About this task:
Scan the entries that follow for the word "title", then report every line in which it appears.

Given records:

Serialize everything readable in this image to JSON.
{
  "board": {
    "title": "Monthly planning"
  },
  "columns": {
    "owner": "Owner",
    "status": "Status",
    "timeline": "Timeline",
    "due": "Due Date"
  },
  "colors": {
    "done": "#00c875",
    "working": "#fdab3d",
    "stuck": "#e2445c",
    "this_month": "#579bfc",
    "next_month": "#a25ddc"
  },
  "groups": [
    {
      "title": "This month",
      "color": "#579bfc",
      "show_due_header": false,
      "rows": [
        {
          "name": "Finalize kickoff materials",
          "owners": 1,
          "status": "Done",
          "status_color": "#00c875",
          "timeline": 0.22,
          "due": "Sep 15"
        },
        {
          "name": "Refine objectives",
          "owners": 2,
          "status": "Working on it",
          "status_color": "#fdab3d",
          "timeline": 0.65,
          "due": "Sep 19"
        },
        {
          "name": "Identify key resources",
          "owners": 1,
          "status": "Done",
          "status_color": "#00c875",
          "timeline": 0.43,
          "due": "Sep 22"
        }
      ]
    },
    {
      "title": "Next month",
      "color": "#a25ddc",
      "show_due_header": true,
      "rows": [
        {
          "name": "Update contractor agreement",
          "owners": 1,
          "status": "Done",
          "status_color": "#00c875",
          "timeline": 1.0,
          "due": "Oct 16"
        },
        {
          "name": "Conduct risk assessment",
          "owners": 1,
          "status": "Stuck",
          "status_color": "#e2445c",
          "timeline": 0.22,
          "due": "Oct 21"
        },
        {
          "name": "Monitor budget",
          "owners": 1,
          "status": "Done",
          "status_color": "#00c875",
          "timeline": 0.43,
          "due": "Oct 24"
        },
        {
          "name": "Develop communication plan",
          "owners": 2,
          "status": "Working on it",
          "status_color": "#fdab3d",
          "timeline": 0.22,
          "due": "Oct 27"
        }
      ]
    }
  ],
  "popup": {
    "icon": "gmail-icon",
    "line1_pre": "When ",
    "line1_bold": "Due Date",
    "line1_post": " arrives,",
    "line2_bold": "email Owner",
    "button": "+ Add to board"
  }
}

Response below:
    "title": "Monthly planning"
      "title": "This month",
      "title": "Next month",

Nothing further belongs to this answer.